When schools began classes in Louisiana, Mississippi and Alabama last year amid the COVID-19 pandemic, students and teachers were required to wear masks to help stop the spread of the infectious disease. This is not the case this year.
In all three states, governors have left the decision to local districts, many of whom are reluctant to speak out on an issue that typically generates fierce debate. A small number of schools have already reopened in the southern Gulf, while the majority of students are expected to return to class within the next two weeks.
At this time last year, there was much fear that schools would become sites of mass dissemination. But now there is a clear consensus that in-person learning is best for students and can be done safely as long as the proper measures, like masking, are in place.
Many districts in the region, including New Orleans, Birmingham and Jackson, no longer offer families a virtual option. So what does the push for in-person learning mean for schools in states where COVID-19 cases are rising and mask use is no longer mandatory?

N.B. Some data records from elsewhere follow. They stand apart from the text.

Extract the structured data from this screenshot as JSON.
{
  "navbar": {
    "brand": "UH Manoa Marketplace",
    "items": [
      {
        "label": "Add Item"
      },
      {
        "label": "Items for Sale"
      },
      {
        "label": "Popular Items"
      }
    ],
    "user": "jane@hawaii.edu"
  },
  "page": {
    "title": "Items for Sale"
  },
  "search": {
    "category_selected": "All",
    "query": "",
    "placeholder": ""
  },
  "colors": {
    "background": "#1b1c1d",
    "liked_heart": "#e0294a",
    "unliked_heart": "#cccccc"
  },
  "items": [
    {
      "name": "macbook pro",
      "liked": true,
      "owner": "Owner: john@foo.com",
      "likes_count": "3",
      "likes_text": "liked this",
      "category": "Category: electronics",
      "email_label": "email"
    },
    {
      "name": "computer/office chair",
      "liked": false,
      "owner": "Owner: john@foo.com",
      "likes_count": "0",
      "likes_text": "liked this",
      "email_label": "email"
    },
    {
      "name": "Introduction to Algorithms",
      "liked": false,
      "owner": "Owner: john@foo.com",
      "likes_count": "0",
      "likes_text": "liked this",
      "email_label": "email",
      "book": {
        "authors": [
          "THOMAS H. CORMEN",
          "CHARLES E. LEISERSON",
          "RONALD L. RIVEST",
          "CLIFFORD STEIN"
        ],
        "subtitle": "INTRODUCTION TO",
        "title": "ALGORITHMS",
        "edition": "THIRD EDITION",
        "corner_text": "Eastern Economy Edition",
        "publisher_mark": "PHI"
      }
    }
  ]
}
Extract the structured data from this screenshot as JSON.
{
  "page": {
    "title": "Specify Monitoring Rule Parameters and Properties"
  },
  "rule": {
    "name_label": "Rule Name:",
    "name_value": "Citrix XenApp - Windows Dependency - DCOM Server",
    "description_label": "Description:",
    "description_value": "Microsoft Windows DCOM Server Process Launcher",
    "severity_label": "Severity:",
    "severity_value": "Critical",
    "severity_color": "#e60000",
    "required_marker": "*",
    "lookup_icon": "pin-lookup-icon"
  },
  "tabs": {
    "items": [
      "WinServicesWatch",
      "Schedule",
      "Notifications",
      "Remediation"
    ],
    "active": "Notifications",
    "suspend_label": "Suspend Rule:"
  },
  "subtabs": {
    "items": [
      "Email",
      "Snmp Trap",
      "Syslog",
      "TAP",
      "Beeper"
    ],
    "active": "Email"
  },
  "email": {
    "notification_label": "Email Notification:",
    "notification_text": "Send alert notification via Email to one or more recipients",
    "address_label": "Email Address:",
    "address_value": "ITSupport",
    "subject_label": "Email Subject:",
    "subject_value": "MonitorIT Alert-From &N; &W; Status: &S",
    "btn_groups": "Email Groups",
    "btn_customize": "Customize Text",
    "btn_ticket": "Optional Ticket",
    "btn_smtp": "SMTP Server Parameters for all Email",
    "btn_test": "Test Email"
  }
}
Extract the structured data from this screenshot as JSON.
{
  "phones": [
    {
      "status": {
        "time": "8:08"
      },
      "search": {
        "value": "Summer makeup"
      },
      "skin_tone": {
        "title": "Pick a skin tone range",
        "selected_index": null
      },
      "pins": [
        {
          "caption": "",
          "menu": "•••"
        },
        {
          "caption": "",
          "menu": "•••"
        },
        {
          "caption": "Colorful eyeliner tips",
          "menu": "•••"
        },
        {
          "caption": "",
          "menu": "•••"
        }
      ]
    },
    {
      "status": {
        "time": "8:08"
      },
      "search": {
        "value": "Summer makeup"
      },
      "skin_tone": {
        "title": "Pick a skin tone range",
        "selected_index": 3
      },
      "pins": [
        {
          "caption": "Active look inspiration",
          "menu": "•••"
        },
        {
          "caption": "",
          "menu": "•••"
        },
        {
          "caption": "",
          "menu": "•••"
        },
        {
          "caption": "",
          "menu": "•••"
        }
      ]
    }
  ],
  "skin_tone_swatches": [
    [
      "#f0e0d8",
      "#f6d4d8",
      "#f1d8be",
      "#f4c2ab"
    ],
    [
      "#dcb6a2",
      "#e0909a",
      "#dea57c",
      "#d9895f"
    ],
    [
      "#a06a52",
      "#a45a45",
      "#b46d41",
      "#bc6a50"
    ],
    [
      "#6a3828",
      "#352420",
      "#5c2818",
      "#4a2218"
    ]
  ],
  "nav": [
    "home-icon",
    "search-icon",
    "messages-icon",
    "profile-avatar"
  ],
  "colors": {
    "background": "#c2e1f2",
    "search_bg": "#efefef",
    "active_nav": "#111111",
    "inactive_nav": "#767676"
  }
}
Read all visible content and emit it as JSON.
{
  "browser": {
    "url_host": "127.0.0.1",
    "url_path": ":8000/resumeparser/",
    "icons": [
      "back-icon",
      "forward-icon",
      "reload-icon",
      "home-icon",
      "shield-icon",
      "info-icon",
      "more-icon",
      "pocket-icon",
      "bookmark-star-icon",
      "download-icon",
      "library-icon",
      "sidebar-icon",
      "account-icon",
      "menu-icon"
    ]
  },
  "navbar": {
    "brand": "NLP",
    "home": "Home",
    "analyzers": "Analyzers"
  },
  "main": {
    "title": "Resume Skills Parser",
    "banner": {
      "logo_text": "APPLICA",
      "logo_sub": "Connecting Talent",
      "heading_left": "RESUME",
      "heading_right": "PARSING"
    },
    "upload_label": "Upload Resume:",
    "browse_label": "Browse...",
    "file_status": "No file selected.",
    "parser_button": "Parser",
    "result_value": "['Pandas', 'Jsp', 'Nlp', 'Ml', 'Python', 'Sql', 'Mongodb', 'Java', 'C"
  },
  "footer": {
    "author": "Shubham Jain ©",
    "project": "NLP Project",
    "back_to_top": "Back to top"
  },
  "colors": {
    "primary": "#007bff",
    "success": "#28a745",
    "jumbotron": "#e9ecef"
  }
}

As of this week, the American Academy of Pediatrics and the Centers for Disease Control and Prevention recommend that all K-12 staff and students wear masks inside school buildings, regardless of their vaccination status. .
Experts say universal masking is especially important in areas like the southern Gulf where the delta variant is spreading rapidly and vaccination rates are low.
“We find ourselves hurtling towards the start of school without any policies in place to protect our communities,” Erica Jones, president of the Mississippi Association of Educators, said in a video earlier this week.
The Mississippi Educators’ Association on Monday called on the state’s Governor, Republican Tate Reeves, to immediately mandate mask use in Mississippi schools. Reeves, however, declined the organization’s request. Through a spokesperson, he said he had “no intention” of issuing another school mask mandate.
Republican Alabama Governor Kay Ivey said last week that she also does not plan to issue a school mask mandate. In a Washington Post op-ed published on TuesdayIvey promoted mask vaccinations and social distancing.
“Here’s the truth: Closing businesses will not defeat COVID-19. Wearing masks will not defeat COVID-19. And preventing our students from learning in the classroom will not defeat COVID-19,” Ivey wrote.
While a warrant is unlikely in Mississippi and Alabama, things could play out differently in Pelican State. Louisiana Gov. John Bel Edwards, a Democrat, said he wants direction on masks to be determined locally for now, but is not “taking anything off the table.”
“We are at the start of the fourth wave. How do you pull tools out of the toolbox to deal with the surge before you know how much worse it will get? Edwards at a press conference last week.
Only a few districts in Louisiana, Mississippi and Alabama have publicly said they plan to require masks for all staff and students. Among them are some of the largest urban districts in the states.
New Orleans Public Schools had planned to require masks only for unvaccinated students and teachers this fall — in part as an incentive to vaccinate — but extended the mandate to everyone last week, regardless of or vaccination status.
Schools in the city of Birmingham, Alabama aligned with the CDC’s recommendation on Tuesday shortly after it was released, according to Superintendent Mark Sullivan.
“We are following scientific recommendations from medical and public health professionals,” Sullivan said in a statement. “Our goal is to provide a safe and healthy environment for our students and employees.”
A mask mandate has always been a no-brainer for at least one school district in Mississippi. Jackson has had a citywide mandate since July 2020. It is the only municipality in the state where mask wearing is still enforced not just in schools, but in all indoor spaces.
Jackson Mayor Chokwe Antar Lumumba has repeatedly said he will not ease restrictions until a significant percentage of Jacksonians are vaccinated. Less than 40% of eligible adults and children in Hinds County, where Jackson is located, are fully immunized. The county has one of the highest vaccination rates in the state.